However, managing many smaller contracts increases the administrative burden. It requires a dedicated program management team to coordinate various teams. While this may seem like more work upfront, it allows the program office to intervene earlier, when called for and be more flexible. Many government offices could benefit from shifting their mindset and requiring training to handle this type of managerial complexity.
Successful modular procurement should model Agile and iterative software development practices by continuously improving both the product, the acquisition process, and the software development process to get value to your users as soon as possible.

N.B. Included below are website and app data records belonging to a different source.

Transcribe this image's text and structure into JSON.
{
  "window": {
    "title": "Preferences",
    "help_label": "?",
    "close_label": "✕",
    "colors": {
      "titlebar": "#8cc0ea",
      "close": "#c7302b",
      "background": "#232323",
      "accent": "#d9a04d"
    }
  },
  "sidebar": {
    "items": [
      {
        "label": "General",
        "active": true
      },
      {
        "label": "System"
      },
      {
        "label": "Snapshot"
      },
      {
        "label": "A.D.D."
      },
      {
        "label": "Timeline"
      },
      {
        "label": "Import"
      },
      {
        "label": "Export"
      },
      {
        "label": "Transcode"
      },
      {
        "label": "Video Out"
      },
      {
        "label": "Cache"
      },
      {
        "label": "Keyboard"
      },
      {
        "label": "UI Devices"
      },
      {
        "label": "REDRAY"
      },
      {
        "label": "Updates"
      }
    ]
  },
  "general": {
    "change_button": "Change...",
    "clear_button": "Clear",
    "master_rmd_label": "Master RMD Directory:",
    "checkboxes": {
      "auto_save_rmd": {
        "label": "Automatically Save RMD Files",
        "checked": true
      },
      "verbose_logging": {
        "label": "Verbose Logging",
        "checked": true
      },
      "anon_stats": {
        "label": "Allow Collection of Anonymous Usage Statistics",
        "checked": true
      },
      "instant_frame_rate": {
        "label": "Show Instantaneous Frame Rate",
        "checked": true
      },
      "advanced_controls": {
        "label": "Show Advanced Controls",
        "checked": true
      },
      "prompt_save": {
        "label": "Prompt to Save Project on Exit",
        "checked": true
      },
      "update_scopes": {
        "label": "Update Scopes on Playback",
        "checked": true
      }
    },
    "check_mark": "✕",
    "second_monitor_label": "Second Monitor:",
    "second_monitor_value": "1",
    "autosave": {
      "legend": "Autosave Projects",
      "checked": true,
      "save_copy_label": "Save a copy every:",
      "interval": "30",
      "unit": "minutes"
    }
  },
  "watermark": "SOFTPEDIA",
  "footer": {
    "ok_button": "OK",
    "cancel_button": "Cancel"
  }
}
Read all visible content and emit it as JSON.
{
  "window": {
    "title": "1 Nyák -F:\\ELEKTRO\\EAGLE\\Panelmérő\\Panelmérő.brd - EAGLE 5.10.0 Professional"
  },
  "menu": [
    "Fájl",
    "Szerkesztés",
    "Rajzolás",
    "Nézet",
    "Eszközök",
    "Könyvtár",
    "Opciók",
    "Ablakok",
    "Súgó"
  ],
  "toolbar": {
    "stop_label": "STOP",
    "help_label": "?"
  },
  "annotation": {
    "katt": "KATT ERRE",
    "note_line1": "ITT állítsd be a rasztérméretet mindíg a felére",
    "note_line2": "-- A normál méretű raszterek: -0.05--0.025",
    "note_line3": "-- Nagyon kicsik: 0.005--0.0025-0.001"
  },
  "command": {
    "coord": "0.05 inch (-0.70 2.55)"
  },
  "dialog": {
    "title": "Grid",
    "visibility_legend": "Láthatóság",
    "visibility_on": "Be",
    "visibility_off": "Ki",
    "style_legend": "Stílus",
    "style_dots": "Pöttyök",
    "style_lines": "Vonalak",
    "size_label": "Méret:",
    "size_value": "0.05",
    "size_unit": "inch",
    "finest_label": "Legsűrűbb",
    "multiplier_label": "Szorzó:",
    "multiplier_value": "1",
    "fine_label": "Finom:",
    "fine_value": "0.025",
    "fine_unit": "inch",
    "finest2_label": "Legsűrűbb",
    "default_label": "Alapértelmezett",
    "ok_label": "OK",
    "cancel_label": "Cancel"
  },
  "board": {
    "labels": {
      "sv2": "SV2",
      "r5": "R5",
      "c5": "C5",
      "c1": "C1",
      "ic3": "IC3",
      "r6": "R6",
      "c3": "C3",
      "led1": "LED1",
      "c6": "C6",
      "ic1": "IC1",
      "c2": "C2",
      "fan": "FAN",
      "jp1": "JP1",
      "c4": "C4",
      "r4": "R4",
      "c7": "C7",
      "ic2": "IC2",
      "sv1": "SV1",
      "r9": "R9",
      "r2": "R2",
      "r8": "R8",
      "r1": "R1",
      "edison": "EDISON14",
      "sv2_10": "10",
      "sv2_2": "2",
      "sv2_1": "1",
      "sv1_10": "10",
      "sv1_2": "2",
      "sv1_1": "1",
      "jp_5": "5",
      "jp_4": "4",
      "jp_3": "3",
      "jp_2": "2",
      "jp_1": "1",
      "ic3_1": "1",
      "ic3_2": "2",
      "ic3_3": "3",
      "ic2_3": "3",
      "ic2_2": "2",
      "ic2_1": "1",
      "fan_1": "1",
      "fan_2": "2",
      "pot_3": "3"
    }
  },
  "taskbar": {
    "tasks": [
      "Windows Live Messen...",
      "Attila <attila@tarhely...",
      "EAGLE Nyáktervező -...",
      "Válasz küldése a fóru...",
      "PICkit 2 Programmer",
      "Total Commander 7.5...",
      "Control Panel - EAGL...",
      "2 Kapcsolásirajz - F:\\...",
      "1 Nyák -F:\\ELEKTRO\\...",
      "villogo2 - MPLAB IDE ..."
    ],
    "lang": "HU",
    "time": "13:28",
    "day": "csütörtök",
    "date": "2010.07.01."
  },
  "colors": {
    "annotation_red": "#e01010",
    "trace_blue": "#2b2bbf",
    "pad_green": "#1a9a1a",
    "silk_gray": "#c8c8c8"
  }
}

Building a Minimal Viable Product (MVP) to test initial assumptions will lead to a better result than deploying an untested product developed with no input from users.
Since modular contracting requires the government to conceptually prioritize the most important piece of the project, it encourages faster delivery of the software that is most important or fundamental to the success of the broader effort. Instead of waiting for an entire large piece of software, the government can pursue deploying the first software module.
This provides the added benefit of helping your team pave the way for the security and compliance processes of future modules. Once those checks are passed, your users get to use your software; you deliver value on your mission and build your stakeholder’s confidence that you are effective in delivering software.
The goals of the Agile contracting approach in government
In order to transform contracts to be Lean-Agile, both parties must have a common set of goals that can be used to guide the negotiations. The contract should outline how the two parties will work together to foster cooperation, open communications, trust, and transparency. It should address the risk of cost and schedule overruns and underruns through terms where both parties share the pain when the plan fails, and the gain if the contractor delivers the solution sooner or at a lower cost than expected. Finally, the parties should scour the contract for any process, deliverable or another element that does not add value to the solution or causes waste and delay.
Although government procurement hasn’t caught up to the Agile world, the FAR and its regulations can still be used to deliver with an Agile framework successfully. CGI’s Agile Center of Excellence can help bridge these gaps and work with government agencies to bridge these contracting gaps, deliver value early and often and save taxpayer dollars.
Ishu Krishna, Director, CGI